“The property has stayed in good shape,” says Tilman Fertitta, Landry’s president and CEO. “This marks the final phase of a long renovation scheme that actually cost more than [what] we paid for the hotel. We now have a pool that can compete with the best of them; we have an easy hotel to navigate; we have great rooms and great restaurants and can stand up to anything on the Strip—but customers will pay a lot less money.”

The new $150 million tower has a dedicated porte cochere and front-desk lobby with VIP and concierge desks all in front of the hulking new aquarium. Besides the new Chart House, there is a budding bar scene at the Hideout that abuts the tower’s bi-level infinity pool. Rooms are large (minimum 439 square feet) in desert hues featuring a leatherlike couch and divan; a spacious bathroom with comfortable oversized tub set in earthen tiles with rough chrome rainshower fixtures, dual sinks and separate commode; a modern desk area with tech-ready inputs; soft robes and down duvet with large down pillows to sink into; a 42-inch plasma TV; and superb views of Downtown Las Vegas and beyond.
Gilchrist & Soames amenities include shower cap (often overlooked in many Las Vegas hotel rooms) and an amenity tray with Fiji Water for $4. Guests should not expect to find complimentary coffee service or branded filtered water here. Two onsite Starbucks do those honors and, as nice as the new rooms are, the hotel subscribes to the Vegas approach to hospitality that tries to keep the guest in the casino as much as possible, not in the room.

A Piece of History

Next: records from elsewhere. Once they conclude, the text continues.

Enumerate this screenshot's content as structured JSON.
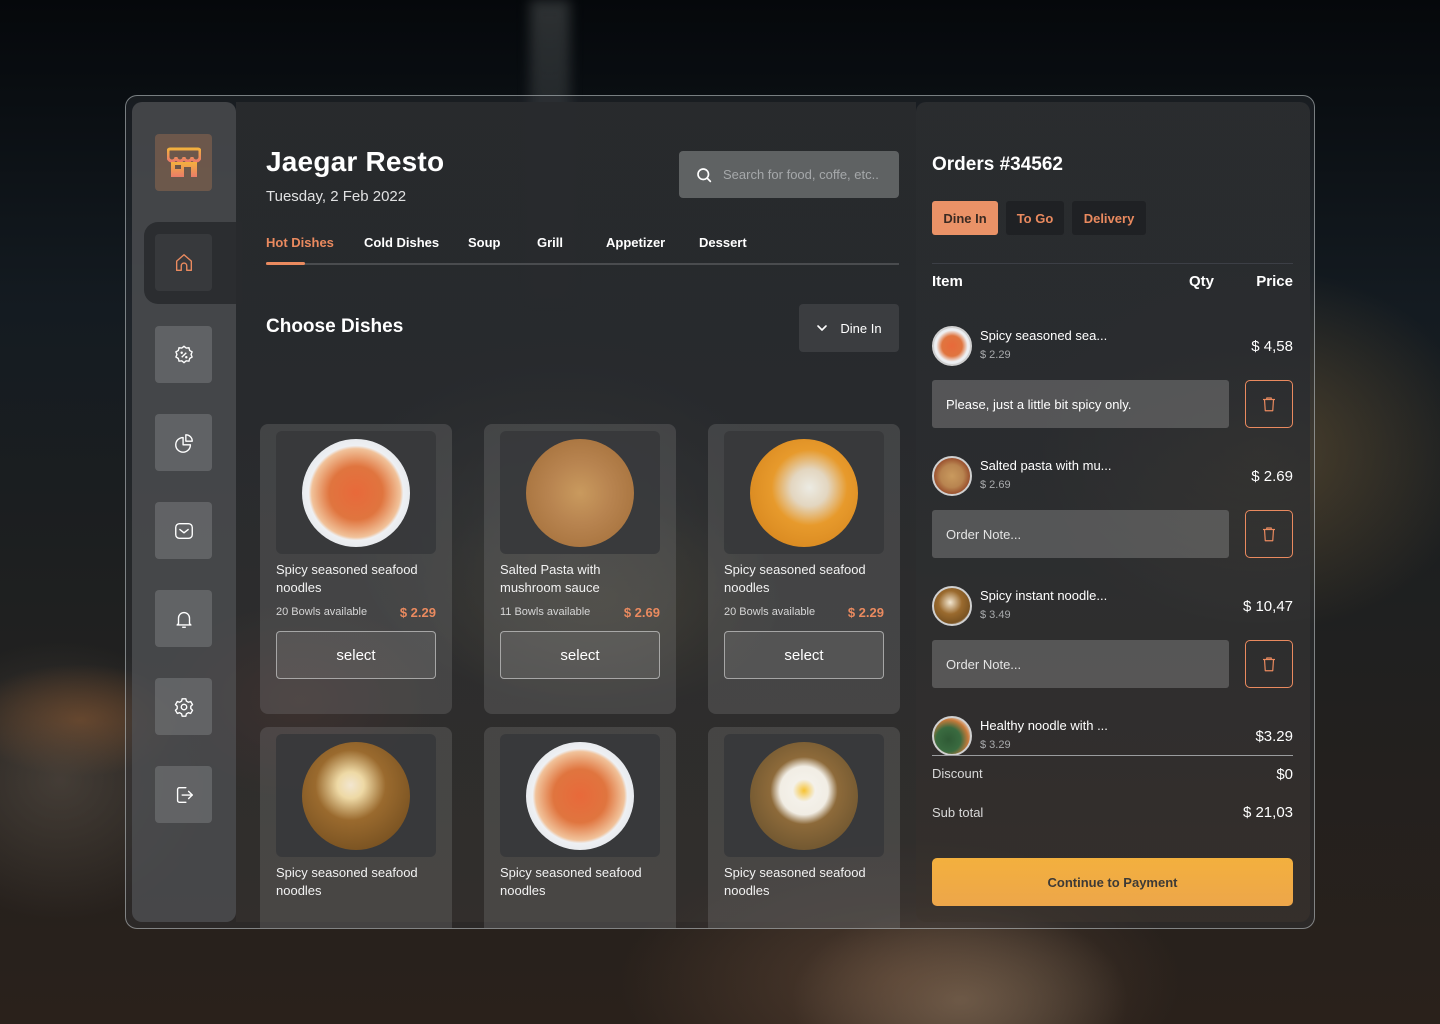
{
  "app": {
    "title": "Jaegar Resto",
    "date": "Tuesday, 2 Feb 2022",
    "accent_color": "#ea8a5f",
    "payment_button_color": "#f0ab43"
  },
  "sidebar": {
    "logo_icon": "store-icon",
    "items": [
      {
        "id": "home",
        "icon": "home-icon",
        "active": true
      },
      {
        "id": "discount",
        "icon": "discount-icon",
        "active": false
      },
      {
        "id": "dashboard",
        "icon": "pie-chart-icon",
        "active": false
      },
      {
        "id": "messages",
        "icon": "mail-icon",
        "active": false
      },
      {
        "id": "notifications",
        "icon": "bell-icon",
        "active": false
      },
      {
        "id": "settings",
        "icon": "gear-icon",
        "active": false
      },
      {
        "id": "logout",
        "icon": "logout-icon",
        "active": false
      }
    ]
  },
  "search": {
    "placeholder": "Search for food, coffe, etc..",
    "value": ""
  },
  "categories": {
    "active": "Hot Dishes",
    "tabs": [
      "Hot Dishes",
      "Cold Dishes",
      "Soup",
      "Grill",
      "Appetizer",
      "Dessert"
    ]
  },
  "menu": {
    "section_title": "Choose Dishes",
    "order_type_dropdown": "Dine In",
    "select_label": "select",
    "dishes": [
      {
        "name": "Spicy seasoned seafood noodles",
        "availability": "20 Bowls available",
        "price": "$ 2.29"
      },
      {
        "name": "Salted Pasta with mushroom sauce",
        "availability": "11 Bowls available",
        "price": "$ 2.69"
      },
      {
        "name": "Spicy seasoned seafood noodles",
        "availability": "20 Bowls available",
        "price": "$ 2.29"
      },
      {
        "name": "Spicy seasoned seafood noodles"
      },
      {
        "name": "Spicy seasoned seafood noodles"
      },
      {
        "name": "Spicy seasoned seafood noodles"
      }
    ]
  },
  "orders": {
    "title": "Orders #34562",
    "order_types": [
      {
        "label": "Dine In",
        "active": true
      },
      {
        "label": "To Go",
        "active": false
      },
      {
        "label": "Delivery",
        "active": false
      }
    ],
    "columns": {
      "item": "Item",
      "qty": "Qty",
      "price": "Price"
    },
    "note_placeholder": "Order Note...",
    "items": [
      {
        "name": "Spicy seasoned sea...",
        "unit_price": "$ 2.29",
        "total": "$ 4,58",
        "note": "Please, just a little bit spicy only."
      },
      {
        "name": "Salted pasta with mu...",
        "unit_price": "$ 2.69",
        "total": "$ 2.69",
        "note": ""
      },
      {
        "name": "Spicy instant noodle...",
        "unit_price": "$ 3.49",
        "total": "$ 10,47",
        "note": ""
      },
      {
        "name": "Healthy noodle with ...",
        "unit_price": "$ 3.29",
        "total": "$3.29",
        "note": ""
      }
    ],
    "summary": {
      "discount_label": "Discount",
      "discount_value": "$0",
      "subtotal_label": "Sub total",
      "subtotal_value": "$ 21,03"
    },
    "continue_label": "Continue to Payment"
  }
}
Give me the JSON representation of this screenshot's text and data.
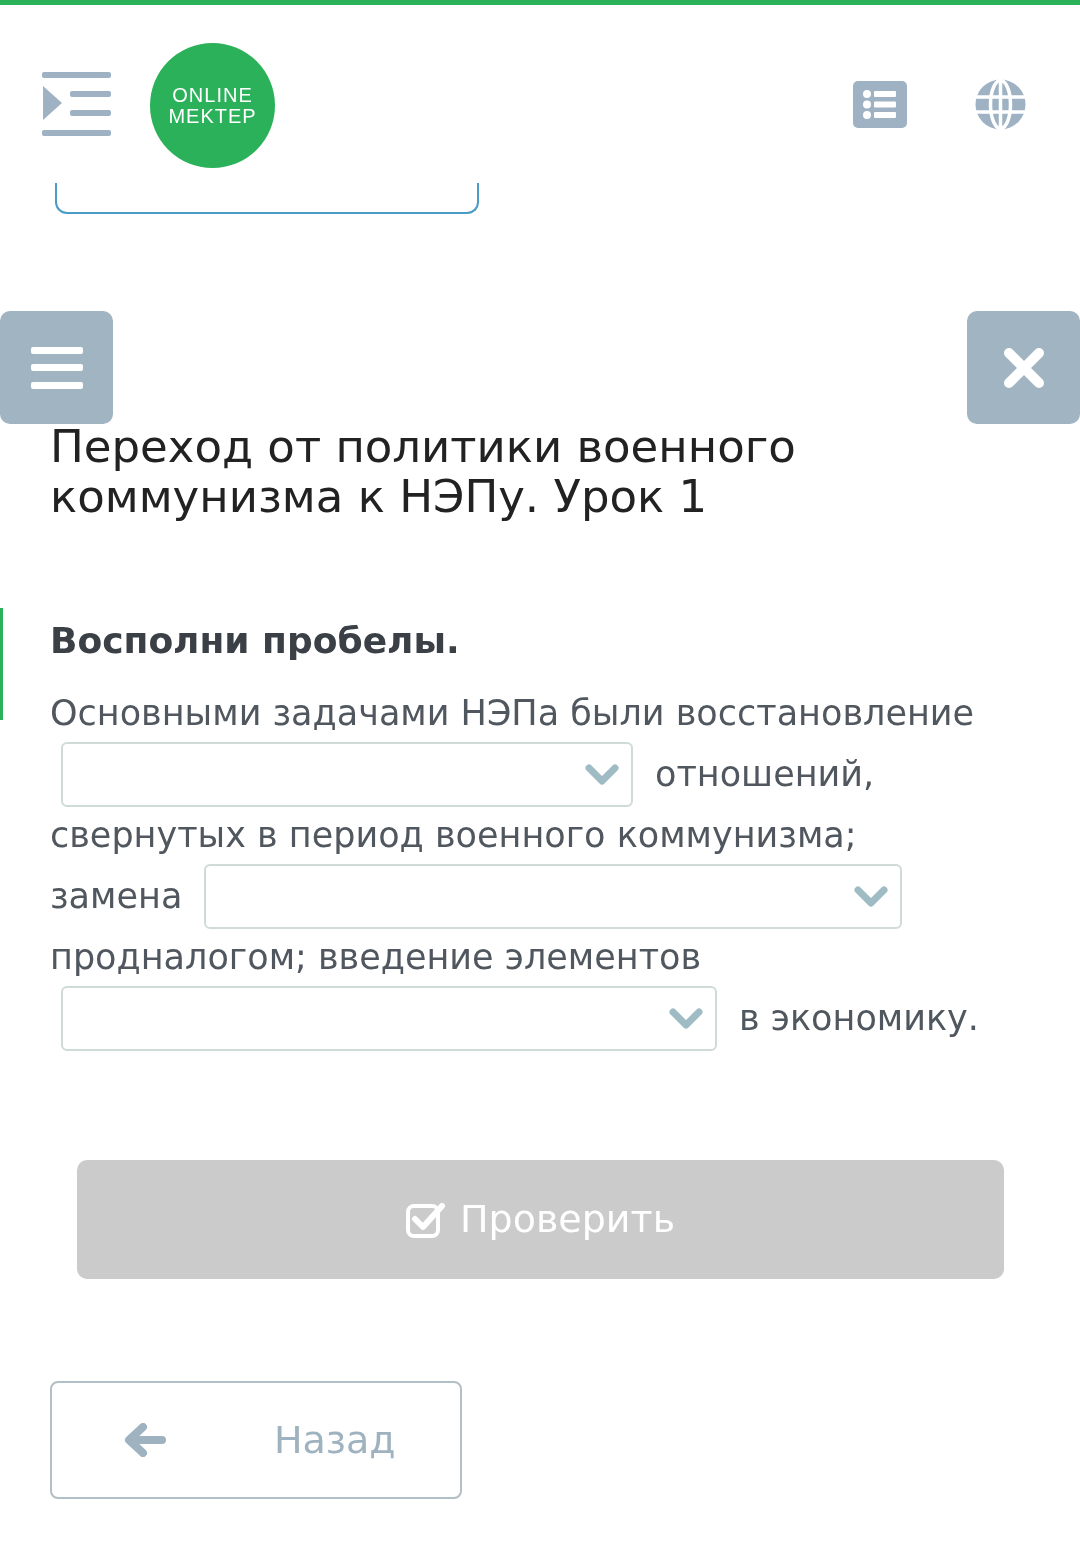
{
  "header": {
    "logo_lines": [
      "ONLINE",
      "MEKTEP"
    ]
  },
  "lesson_title": "Переход от политики военного коммунизма к НЭПу. Урок 1",
  "task": {
    "instruction": "Восполни пробелы.",
    "lines": [
      [
        {
          "kind": "text",
          "text": "Основными задачами НЭПа были восстановление"
        }
      ],
      [
        {
          "kind": "dropdown"
        },
        {
          "kind": "text",
          "text": "отношений,"
        }
      ],
      [
        {
          "kind": "text",
          "text": "свернутых в период военного коммунизма;"
        }
      ],
      [
        {
          "kind": "text",
          "text": "замена"
        },
        {
          "kind": "dropdown"
        }
      ],
      [
        {
          "kind": "text",
          "text": "продналогом; введение элементов"
        }
      ],
      [
        {
          "kind": "dropdown"
        },
        {
          "kind": "text",
          "text": "в экономику."
        }
      ]
    ]
  },
  "check_button": {
    "label": "Проверить",
    "disabled": true
  },
  "back_button": {
    "label": "Назад"
  }
}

The Golden Nugget has a lengthy and fascinating history that made the hotel a colorful symbol of the city and the downtown centerpoint long before the fish or new tower came along. It opened in 1946—the same year as Ben “Don’t Call Me Bugsy” Siegel was nailing a dust-bitten chaparral on what is now Flamingo Avenue and Las Vegas Boulevard—and is now the epicenter of upscale adult entertainment and excitement.

Golden Nugget owners Guy McAfee and Buck Blaine started the “-est” wars in Las Vegas more than half a century ago by claiming to be the largest casino in the world and then rigging up what was thought to be the largest neon sign in the world of the Nugget logo.

In 1972, Steve Wynn bought the then run-down property and turned it into a golden chrome and white dazzler in the din of Downtown Las Vegas. He brought in such headliners as Frank Sinatra and started a revolution in renovations and sprucing up along the Fremont Street corridor. The hotel’s big attraction: the “Hands of Faith”—the largest known gold nugget on display in the world today—still resides under glass in the North Lobby. Weighing in at 61 pounds and 11 ounces, and now fetching nearly half a million dollars, it was found in 1980 near the Golden Triangle in Australia.


Bringing Uptown Downtown

Today’s Nugget boasts the only spa in Downtown Las Vegas, VIP check-in areas for suites or for a minor addition to the standard room charge (but guests should not expect much more than a desk and a smiling receptionist); a sprawling Spa Tower and now Rush Tower suites for less than what such rooms will cost on the Strip, and new furnishings and appointments throughout the property’s 2,400 guest accommodations.

With or without some of the in-room amenities travelers are accustomed to, the Golden Nugget has consistently earned the AAA Four Diamond rating for more than two decades—the longest winning streak in Nevada’s history.

Rush Tower consists of four Penthouse Suites, 70 Junior Corner Suites and Standard Rooms that are on average 20 percent larger than comparable rooms in the other towers. And for now, those rooms are a veritable Vegas deal, with rates as low as $89 per night. Agents should contact Vice President of Sales Michele Marsee (702-386-8303, [email protected]).



A Standard King Room at Rush Tower, where accommodations average 20 percent larger than same-category rooms in the Golden Nugget’s other towers